== Segment start ==

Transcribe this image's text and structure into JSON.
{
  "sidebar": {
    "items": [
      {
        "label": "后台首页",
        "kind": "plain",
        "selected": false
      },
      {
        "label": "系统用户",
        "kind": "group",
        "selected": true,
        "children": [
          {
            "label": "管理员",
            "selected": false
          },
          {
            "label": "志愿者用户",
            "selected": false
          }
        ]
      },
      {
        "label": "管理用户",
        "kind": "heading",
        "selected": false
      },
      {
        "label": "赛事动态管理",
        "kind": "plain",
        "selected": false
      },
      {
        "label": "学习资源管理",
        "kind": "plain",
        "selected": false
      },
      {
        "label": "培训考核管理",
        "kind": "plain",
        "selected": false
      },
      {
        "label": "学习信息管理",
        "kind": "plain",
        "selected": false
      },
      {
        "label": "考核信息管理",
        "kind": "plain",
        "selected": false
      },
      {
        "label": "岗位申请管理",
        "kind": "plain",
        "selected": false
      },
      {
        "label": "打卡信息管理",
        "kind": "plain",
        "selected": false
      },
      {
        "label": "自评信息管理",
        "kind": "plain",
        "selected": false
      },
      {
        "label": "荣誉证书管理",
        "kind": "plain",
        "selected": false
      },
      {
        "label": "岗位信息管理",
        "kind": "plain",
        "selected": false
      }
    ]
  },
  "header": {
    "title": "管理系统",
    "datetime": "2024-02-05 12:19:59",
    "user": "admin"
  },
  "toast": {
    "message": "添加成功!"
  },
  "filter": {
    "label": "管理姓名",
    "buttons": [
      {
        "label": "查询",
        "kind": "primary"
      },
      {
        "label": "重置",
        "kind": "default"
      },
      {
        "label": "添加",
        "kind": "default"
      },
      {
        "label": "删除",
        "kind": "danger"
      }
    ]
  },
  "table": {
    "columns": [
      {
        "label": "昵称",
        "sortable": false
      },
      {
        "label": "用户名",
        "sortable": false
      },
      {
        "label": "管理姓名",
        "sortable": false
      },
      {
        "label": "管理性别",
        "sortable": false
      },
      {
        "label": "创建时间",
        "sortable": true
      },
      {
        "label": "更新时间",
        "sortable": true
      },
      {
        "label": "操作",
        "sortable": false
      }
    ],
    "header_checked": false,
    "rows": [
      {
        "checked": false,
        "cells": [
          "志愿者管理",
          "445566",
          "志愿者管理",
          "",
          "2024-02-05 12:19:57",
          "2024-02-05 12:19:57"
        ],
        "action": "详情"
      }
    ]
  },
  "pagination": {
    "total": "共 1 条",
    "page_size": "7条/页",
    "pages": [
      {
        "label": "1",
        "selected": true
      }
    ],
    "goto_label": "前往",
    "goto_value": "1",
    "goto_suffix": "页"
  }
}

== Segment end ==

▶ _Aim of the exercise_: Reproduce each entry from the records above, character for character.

▶ _Solution_:
Transcribe this image's text and structure into JSON.
{
  "sidebar": {
    "items": [
      {
        "label": "后台首页",
        "kind": "plain",
        "selected": false
      },
      {
        "label": "系统用户",
        "kind": "group",
        "selected": true,
        "children": [
          {
            "label": "管理员",
            "selected": false
          },
          {
            "label": "志愿者用户",
            "selected": false
          }
        ]
      },
      {
        "label": "管理用户",
        "kind": "heading",
        "selected": false
      },
      {
        "label": "赛事动态管理",
        "kind": "plain",
        "selected": false
      },
      {
        "label": "学习资源管理",
        "kind": "plain",
        "selected": false
      },
      {
        "label": "培训考核管理",
        "kind": "plain",
        "selected": false
      },
      {
        "label": "学习信息管理",
        "kind": "plain",
        "selected": false
      },
      {
        "label": "考核信息管理",
        "kind": "plain",
        "selected": false
      },
      {
        "label": "岗位申请管理",
        "kind": "plain",
        "selected": false
      },
      {
        "label": "打卡信息管理",
        "kind": "plain",
        "selected": false
      },
      {
        "label": "自评信息管理",
        "kind": "plain",
        "selected": false
      },
      {
        "label": "荣誉证书管理",
        "kind": "plain",
        "selected": false
      },
      {
        "label": "岗位信息管理",
        "kind": "plain",
        "selected": false
      }
    ]
  },
  "header": {
    "title": "管理系统",
    "datetime": "2024-02-05 12:19:59",
    "user": "admin"
  },
  "toast": {
    "message": "添加成功!"
  },
  "filter": {
    "label": "管理姓名",
    "buttons": [
      {
        "label": "查询",
        "kind": "primary"
      },
      {
        "label": "重置",
        "kind": "default"
      },
      {
        "label": "添加",
        "kind": "default"
      },
      {
        "label": "删除",
        "kind": "danger"
      }
    ]
  },
  "table": {
    "columns": [
      {
        "label": "昵称",
        "sortable": false
      },
      {
        "label": "用户名",
        "sortable": false
      },
      {
        "label": "管理姓名",
        "sortable": false
      },
      {
        "label": "管理性别",
        "sortable": false
      },
      {
        "label": "创建时间",
        "sortable": true
      },
      {
        "label": "更新时间",
        "sortable": true
      },
      {
        "label": "操作",
        "sortable": false
      }
    ],
    "header_checked": false,
    "rows": [
      {
        "checked": false,
        "cells": [
          "志愿者管理",
          "445566",
          "志愿者管理",
          "",
          "2024-02-05 12:19:57",
          "2024-02-05 12:19:57"
        ],
        "action": "详情"
      }
    ]
  },
  "pagination": {
    "total": "共 1 条",
    "page_size": "7条/页",
    "pages": [
      {
        "label": "1",
        "selected": true
      }
    ],
    "goto_label": "前往",
    "goto_value": "1",
    "goto_suffix": "页"
  }
}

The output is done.